Given entries
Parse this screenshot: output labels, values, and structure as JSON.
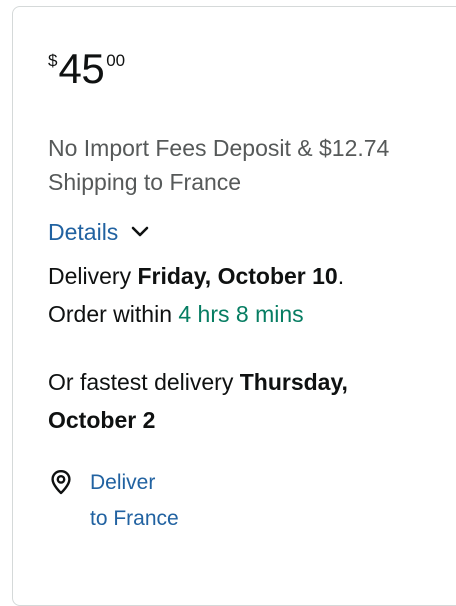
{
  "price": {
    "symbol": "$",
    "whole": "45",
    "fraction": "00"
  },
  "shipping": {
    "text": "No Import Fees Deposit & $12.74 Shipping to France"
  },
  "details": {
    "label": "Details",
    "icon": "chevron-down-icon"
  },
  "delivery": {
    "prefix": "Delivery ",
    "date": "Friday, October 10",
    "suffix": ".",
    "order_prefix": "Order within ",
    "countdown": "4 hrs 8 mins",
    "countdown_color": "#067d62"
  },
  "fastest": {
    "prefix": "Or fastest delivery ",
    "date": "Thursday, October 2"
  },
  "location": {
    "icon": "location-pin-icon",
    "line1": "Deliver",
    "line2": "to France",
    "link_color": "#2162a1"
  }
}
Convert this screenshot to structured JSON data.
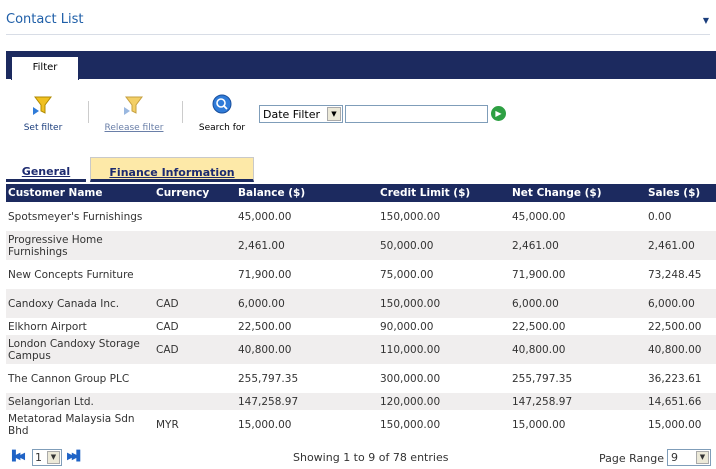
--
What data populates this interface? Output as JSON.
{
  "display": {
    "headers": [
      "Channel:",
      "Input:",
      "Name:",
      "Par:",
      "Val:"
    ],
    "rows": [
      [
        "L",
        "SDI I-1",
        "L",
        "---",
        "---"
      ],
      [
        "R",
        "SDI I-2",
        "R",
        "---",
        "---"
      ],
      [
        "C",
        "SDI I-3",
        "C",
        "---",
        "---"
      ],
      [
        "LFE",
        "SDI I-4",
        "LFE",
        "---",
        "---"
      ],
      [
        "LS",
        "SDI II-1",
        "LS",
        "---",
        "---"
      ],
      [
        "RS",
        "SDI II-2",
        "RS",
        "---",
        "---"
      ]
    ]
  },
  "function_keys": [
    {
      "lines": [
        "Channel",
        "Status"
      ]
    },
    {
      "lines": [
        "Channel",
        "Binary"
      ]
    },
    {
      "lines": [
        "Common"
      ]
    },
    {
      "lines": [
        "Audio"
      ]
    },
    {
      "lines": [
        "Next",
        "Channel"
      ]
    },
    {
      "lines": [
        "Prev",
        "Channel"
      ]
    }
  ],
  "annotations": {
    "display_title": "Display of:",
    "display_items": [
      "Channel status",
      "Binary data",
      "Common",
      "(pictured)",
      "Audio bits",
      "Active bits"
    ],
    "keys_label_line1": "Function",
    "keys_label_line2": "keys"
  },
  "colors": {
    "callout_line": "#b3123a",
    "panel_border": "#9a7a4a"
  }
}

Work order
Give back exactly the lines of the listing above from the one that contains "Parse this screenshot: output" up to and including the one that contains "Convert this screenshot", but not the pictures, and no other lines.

Result of the task
Parse this screenshot: output labels, values, and structure as JSON.
{
  "price": {
    "symbol": "$",
    "whole": "45",
    "fraction": "00"
  },
  "shipping": {
    "text": "No Import Fees Deposit & $12.74 Shipping to France"
  },
  "details": {
    "label": "Details",
    "icon": "chevron-down-icon"
  },
  "delivery": {
    "prefix": "Delivery ",
    "date": "Friday, October 10",
    "suffix": ".",
    "order_prefix": "Order within ",
    "countdown": "4 hrs 8 mins",
    "countdown_color": "#067d62"
  },
  "fastest": {
    "prefix": "Or fastest delivery ",
    "date": "Thursday, October 2"
  },
  "location": {
    "icon": "location-pin-icon",
    "line1": "Deliver",
    "line2": "to France",
    "link_color": "#2162a1"
  }
}
Convert this screenshot to structured JSON data.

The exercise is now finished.